Data about app and page elements
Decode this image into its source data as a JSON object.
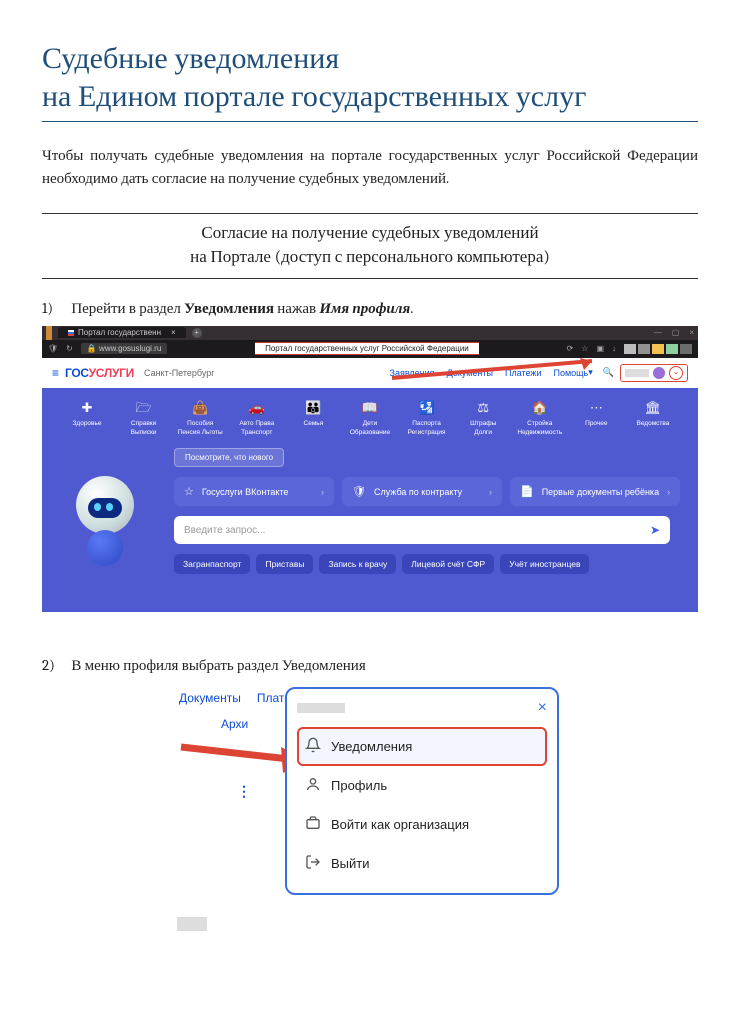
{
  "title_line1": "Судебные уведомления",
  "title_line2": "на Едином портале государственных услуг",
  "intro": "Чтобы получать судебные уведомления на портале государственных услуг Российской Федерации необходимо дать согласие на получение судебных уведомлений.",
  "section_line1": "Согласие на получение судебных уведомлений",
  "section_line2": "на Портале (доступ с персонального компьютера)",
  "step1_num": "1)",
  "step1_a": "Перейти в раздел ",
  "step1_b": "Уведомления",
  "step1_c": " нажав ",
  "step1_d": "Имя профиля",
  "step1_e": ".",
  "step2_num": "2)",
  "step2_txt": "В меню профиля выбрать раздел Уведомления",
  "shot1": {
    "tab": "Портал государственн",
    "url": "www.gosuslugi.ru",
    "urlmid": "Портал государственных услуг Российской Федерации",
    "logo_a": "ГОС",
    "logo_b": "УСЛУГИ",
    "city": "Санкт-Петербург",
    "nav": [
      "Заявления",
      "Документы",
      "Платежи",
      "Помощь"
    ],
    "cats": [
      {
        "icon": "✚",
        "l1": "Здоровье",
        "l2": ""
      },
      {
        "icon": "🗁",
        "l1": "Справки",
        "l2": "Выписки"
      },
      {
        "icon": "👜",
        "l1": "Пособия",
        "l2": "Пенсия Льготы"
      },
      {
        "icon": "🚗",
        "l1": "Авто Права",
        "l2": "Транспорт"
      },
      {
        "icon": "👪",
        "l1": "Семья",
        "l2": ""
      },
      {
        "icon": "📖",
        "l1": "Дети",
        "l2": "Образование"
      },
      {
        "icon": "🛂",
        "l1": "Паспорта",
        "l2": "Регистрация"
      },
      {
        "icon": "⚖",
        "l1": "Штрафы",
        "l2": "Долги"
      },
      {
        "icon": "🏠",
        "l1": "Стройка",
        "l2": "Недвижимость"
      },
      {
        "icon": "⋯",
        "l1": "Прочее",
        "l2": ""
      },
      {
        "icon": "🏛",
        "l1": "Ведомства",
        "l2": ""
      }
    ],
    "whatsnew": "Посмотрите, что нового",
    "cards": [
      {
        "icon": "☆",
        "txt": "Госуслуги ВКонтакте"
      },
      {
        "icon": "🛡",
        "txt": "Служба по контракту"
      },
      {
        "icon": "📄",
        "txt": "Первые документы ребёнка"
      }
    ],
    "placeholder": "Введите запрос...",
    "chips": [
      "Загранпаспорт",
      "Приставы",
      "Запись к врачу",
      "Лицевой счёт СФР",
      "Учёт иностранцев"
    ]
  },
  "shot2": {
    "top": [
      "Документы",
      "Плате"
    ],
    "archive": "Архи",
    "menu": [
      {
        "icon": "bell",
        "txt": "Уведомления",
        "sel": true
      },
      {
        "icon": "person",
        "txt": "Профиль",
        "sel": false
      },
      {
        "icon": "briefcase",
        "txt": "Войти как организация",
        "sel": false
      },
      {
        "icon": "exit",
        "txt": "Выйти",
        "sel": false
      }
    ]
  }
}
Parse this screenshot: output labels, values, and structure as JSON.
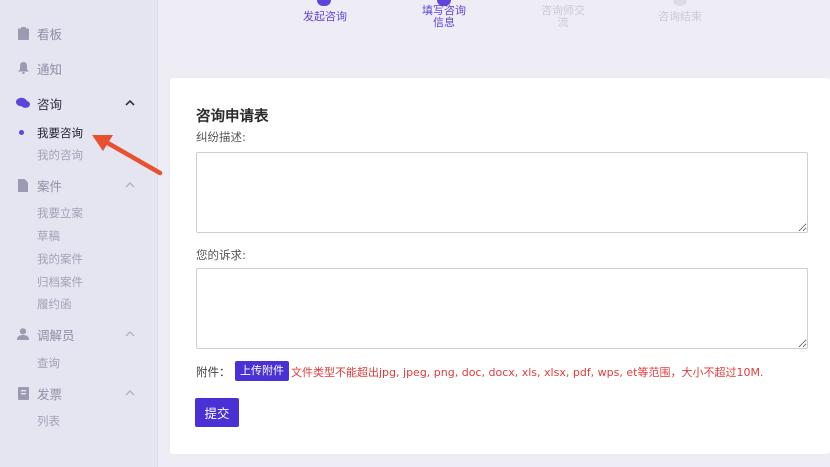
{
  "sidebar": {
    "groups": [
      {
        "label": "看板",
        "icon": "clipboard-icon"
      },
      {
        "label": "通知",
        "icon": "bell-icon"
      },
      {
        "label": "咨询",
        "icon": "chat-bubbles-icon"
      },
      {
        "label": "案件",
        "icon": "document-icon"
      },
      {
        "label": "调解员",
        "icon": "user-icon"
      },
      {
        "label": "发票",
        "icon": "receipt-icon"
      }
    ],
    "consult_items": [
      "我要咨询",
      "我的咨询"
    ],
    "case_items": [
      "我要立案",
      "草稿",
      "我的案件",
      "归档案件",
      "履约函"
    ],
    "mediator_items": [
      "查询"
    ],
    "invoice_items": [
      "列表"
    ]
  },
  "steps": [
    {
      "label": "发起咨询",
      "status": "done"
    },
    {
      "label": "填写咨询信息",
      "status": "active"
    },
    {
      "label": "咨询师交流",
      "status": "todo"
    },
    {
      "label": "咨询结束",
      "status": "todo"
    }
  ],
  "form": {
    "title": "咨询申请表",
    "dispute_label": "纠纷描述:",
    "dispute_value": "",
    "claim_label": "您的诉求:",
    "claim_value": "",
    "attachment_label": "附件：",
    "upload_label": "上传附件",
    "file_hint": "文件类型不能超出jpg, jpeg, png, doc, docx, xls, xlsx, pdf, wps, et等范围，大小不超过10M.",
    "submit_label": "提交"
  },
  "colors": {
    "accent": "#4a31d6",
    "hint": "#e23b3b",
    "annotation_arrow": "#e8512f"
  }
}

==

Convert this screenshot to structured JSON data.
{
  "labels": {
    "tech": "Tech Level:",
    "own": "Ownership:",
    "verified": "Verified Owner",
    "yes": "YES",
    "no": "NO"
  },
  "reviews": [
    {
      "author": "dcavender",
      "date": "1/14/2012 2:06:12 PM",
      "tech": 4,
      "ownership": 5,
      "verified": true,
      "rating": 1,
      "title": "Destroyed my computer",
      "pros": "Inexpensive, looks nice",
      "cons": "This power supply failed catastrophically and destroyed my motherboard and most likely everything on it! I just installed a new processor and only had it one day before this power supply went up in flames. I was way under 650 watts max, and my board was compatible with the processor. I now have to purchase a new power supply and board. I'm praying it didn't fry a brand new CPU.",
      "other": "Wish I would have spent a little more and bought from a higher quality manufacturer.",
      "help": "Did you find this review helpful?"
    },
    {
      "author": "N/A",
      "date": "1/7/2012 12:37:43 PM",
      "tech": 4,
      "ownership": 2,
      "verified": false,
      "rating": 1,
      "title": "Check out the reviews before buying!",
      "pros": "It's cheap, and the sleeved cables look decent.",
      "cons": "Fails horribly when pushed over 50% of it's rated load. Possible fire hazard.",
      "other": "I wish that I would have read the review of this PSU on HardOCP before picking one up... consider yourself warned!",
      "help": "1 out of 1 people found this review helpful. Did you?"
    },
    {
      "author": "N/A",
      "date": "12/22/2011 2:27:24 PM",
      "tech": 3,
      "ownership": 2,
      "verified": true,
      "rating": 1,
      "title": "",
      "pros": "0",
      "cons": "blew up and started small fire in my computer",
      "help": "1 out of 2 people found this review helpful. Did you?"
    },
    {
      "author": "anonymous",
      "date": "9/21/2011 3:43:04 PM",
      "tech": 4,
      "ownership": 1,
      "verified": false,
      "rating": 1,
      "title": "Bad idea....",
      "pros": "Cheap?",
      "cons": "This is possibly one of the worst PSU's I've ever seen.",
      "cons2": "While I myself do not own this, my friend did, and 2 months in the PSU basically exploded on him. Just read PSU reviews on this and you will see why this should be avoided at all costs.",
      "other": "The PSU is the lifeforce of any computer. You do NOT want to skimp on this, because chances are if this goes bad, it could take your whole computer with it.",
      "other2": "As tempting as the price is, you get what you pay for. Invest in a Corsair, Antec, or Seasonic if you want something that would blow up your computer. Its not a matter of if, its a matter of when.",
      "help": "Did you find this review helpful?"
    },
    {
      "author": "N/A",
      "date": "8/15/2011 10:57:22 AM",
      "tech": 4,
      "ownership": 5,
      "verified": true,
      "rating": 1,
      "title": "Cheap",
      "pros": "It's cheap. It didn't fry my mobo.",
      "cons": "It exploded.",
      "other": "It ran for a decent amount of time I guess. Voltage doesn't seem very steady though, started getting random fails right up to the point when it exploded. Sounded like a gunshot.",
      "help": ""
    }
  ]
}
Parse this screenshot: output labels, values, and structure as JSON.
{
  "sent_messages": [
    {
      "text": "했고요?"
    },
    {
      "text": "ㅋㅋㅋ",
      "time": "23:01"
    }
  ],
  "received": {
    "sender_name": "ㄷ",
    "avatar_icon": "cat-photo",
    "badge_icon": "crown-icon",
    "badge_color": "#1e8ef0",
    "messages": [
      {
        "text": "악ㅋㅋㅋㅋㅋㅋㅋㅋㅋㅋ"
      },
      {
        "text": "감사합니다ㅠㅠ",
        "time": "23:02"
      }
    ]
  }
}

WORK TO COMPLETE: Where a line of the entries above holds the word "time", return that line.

WRITTEN SOLUTION:
      "other": "It ran for a decent amount of time I guess. Voltage doesn't seem very steady though, started getting random fails right up to the point when it exploded. Sounded like a gunshot.",
      "time": "23:01"
        "time": "23:02"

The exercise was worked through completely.